Forty years ago VCU’s first LGBTQ student group, the Gay Alliance of Students, secured official recognition as a student organization following a two year legal struggle. This year we celebrate that victory, which coincided with the bicentennial of the Declaration of Independence, as an important milestone on the path toward inclusion and acceptance for LGBTQ students, staff, and faculty at VCU. This Humanities Research Center speaker series examines the 1974-76 struggle at VCU, puts that local history into a broader national context with a talk by acclaimed historian Professor Marc Stein, and concludes with a keynote address by tennis superstar and advocate for women and LGBTQ people, Billie Jean King. Admission is free and all are welcome!
This series is co-sponsored by the Office of the President, the Division for Inclusive Excellence, the Office of the Vice President for Health Sciences, the Division of Student Affairs, VCU Athletics, the VCU Libraries, VCU Alumni Rainbow Rams, the Department of Gender, Sexuality, and Women’s Studies, Equity and Access Services, and Equality VCU, to whom many thanks!
Trials and Triumphs, 1974-76: The Struggle for Recognition of VCU’s first Gay Student Group
Tuesday October 4 at noon
Cabell Library Lecture Hall, 901 Park Avenue
Current VCU faculty and students who have been exploring this dramatic episode will tell the story of what prompted the lawsuit against VCU’s Board of Visitors, and the twists and turns leading to eventual victory in 1976. A panel of alumni, including the first two spokespersons for GAS, will then share their memories of that struggle and of life for LGBTQ students in the 70s.
This event will be followed by a reception and then the 2016 Burnside / Watstein LGBTQ Awards Ceremony at 3pm.
Dr. Marc Stein
Jamie and Phyllis Pasker Professor of History, San Francisco State University
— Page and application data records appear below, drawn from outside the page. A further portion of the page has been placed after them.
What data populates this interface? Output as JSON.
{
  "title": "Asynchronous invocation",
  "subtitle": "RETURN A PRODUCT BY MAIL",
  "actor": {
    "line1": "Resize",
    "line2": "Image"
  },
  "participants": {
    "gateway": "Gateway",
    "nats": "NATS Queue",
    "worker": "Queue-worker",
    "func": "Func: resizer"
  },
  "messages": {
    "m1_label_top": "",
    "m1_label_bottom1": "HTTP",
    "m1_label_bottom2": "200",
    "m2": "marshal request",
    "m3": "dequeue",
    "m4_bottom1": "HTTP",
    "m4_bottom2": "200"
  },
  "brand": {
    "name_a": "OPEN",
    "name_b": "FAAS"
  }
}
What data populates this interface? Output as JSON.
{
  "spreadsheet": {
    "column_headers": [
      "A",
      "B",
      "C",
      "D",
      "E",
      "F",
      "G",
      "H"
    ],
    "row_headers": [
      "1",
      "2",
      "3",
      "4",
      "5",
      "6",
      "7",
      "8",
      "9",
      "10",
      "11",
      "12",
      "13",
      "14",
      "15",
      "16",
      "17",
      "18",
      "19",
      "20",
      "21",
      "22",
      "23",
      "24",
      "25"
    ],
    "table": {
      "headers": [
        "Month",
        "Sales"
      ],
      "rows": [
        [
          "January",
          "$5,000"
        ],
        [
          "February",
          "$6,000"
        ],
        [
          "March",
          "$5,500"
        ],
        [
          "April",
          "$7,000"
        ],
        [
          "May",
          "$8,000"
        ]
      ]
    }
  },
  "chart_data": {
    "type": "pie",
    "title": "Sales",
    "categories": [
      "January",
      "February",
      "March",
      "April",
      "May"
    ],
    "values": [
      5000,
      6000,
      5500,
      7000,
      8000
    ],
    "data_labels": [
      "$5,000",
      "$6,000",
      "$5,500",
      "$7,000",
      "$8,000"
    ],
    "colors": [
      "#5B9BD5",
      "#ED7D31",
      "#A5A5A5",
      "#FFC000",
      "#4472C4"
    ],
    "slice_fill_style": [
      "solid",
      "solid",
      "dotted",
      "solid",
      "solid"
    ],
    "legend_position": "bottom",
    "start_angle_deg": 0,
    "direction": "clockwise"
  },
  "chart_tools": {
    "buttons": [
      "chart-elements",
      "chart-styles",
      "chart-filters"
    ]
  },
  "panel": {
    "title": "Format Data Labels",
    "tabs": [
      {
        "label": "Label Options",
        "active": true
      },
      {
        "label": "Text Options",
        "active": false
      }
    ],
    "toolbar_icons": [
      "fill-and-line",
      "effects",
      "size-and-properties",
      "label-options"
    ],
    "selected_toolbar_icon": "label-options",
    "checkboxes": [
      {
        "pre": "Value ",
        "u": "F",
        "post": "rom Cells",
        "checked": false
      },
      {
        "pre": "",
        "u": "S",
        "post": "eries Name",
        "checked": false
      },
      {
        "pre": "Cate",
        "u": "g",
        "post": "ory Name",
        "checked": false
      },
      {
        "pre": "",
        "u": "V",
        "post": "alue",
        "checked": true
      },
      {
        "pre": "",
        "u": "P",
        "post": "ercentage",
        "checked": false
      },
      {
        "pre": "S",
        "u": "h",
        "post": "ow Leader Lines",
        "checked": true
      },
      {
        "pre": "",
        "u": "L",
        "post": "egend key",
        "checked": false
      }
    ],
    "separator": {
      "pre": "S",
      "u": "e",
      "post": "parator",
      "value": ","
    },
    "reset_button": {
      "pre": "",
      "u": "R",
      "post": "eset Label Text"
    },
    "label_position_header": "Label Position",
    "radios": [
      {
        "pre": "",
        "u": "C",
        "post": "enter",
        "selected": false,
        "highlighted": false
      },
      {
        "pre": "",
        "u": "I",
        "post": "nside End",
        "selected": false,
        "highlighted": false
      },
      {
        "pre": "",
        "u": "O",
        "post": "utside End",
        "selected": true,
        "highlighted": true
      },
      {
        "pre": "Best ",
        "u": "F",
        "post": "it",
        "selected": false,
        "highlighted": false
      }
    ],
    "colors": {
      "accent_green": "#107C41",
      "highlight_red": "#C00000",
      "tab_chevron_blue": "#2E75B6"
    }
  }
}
Thursday October 13 at 4pm
Richmond Salons I & 2, University Student Commons, 907 Floyd Avenue
Students, Sodomy, and the State: LGBT Campus Struggles in the 1970s
A Conversation with Billie Jean King
Thursday October 27 at 6pm
If through her words and deeds one woman can truly make a difference for thousands of others in change-making ways, then that singular individual would be Billie Jean King. Named one of the “100 Most Important Americans of the 20th Century” by Life and a 2009 recipient of the Presidential Medal of Freedom, King is a pioneer for equality, and the advancement of women and LGBTQ people.
“I don’t think there’s any question that the two most significant cultural athletic figures of the twentieth century are Jackie Robinson and Billie Jean King.” — Frank Deford, American sportswriter
King, who has won an astounding 39 Grand Slam titles during her career, blazed trails for women everywhere in 1970 when she became one of nine players to break away from the tennis establishment and accept a one dollar contract from tennis promoter Gladys Heldman to compete in the newly created Virginia Slims Series. The revolt led to the birth of women’s pro tennis and the formation of the Women’s Tennis Association.
In 1973, King produced one of the greatest moments in sports history when she defeated Bobby Riggs in the Battle of the Sexes. In 2008, she authored Pressure is a Privilege: Lessons I’ve Learned from Life and the Battle of the Sexes to commemorate the 35th anniversary of that historic match.
In 1974, she co-founded World Team Tennis, the revolutionary co-ed professional tennis league, and the Women’s Sports Foundation. In 2006, the National Tennis Center, home of the US Open, was renamed the USTA Billie Jean King National Tennis Center in honor of her accomplishments on and off the court.
King was outed in 1981 and lost all of her endorsements and sponsorships overnight. Over her career she has been a tireless advocate for LGBTQ people as well as for women in sports and society. King has created new inroads for women and LGBTQ people in and out of sports throughout her legendary career, and she continues to make her mark today as her enduring accomplishments reverberate far beyond the tennis courts.